His older brothers — President John F. Kennedy and U.S. Sen. Robert Kennedy — were felled by assassins' bullets in the prime of their lives. For Mr. Kennedy, the fact that they were twin national tragedies was surpassed by the trauma of his profound personal loss.
For decades, Ted was the last of the fabled Kennedy brothers. Because of that, the Massachusetts senator became a symbol of fascination to millions and an object of hatred to a deranged few.
But politics was the family business and Mr. Kennedy had every intention of excelling at it. At the time of his death last year, he was one of the hardest-working and longest-serving senators in American history. Politicians on both sides of the aisle routinely referred to him as the one indispensable colleague. His leadership during the health care debate and his decades-long tenure as a liberal icon earned him the nickname "Lion of the Senate."
Still, Mr. Kennedy wouldn't have been human if he didn't flinch at unexpected sounds or sudden bangs. His family paid a terrible price for allowing its sons to go into public service, and they were nervous about Ted's decision to challenge President Jimmy Carter for the Democratic nomination in 1980.

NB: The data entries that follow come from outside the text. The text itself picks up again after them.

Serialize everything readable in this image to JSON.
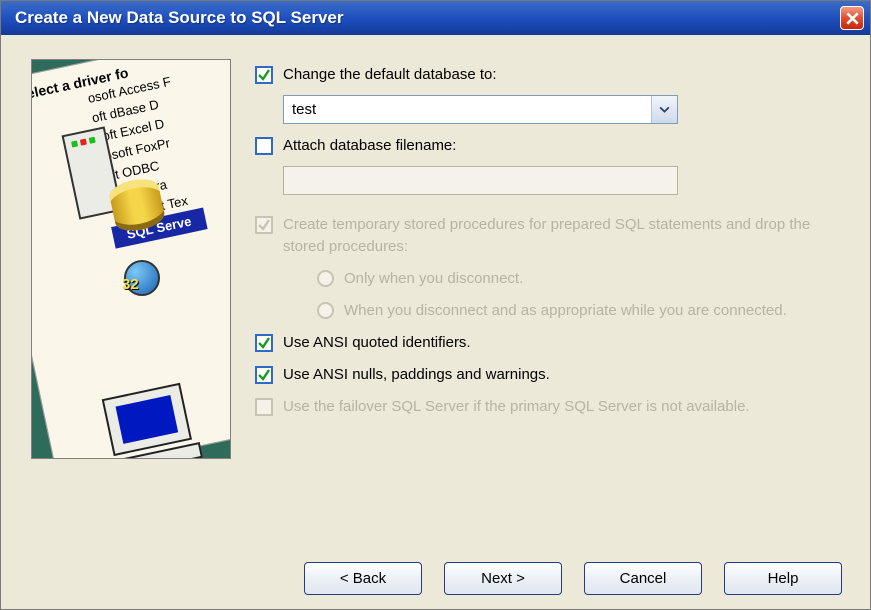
{
  "title": "Create a New Data Source to SQL Server",
  "wizard_image": {
    "paper_header": "Select a driver fo",
    "driver_list": [
      "osoft Access F",
      "oft dBase D",
      "soft Excel D",
      "rosoft FoxPr",
      "oft ODBC",
      "osoft Para",
      "Microsoft Tex"
    ],
    "sql_item": "SQL Serve",
    "badge_32": "32"
  },
  "change_db": {
    "label": "Change the default database to:",
    "checked": true,
    "value": "test"
  },
  "attach_file": {
    "label": "Attach database filename:",
    "checked": false,
    "value": ""
  },
  "temp_proc": {
    "label": "Create temporary stored procedures for prepared SQL statements and drop the stored procedures:",
    "checked": true,
    "enabled": false,
    "radio1": "Only when you disconnect.",
    "radio2": "When you disconnect and as appropriate while you are connected."
  },
  "ansi_quoted": {
    "label": "Use ANSI quoted identifiers.",
    "checked": true
  },
  "ansi_nulls": {
    "label": "Use ANSI nulls, paddings and warnings.",
    "checked": true
  },
  "failover": {
    "label": "Use the failover SQL Server if the primary SQL Server is not available.",
    "checked": false,
    "enabled": false
  },
  "buttons": {
    "back": "< Back",
    "next": "Next >",
    "cancel": "Cancel",
    "help": "Help"
  }
}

The bulk of the FBI's 2,352 pages on Mr. Kennedy from 1961 to 1985 chronicle the numerous threats against him. If anyone would have been justified in keeping a lower profile, it would have been the senator. It's a testament to Edward Kennedy's sense of public service that he didn't.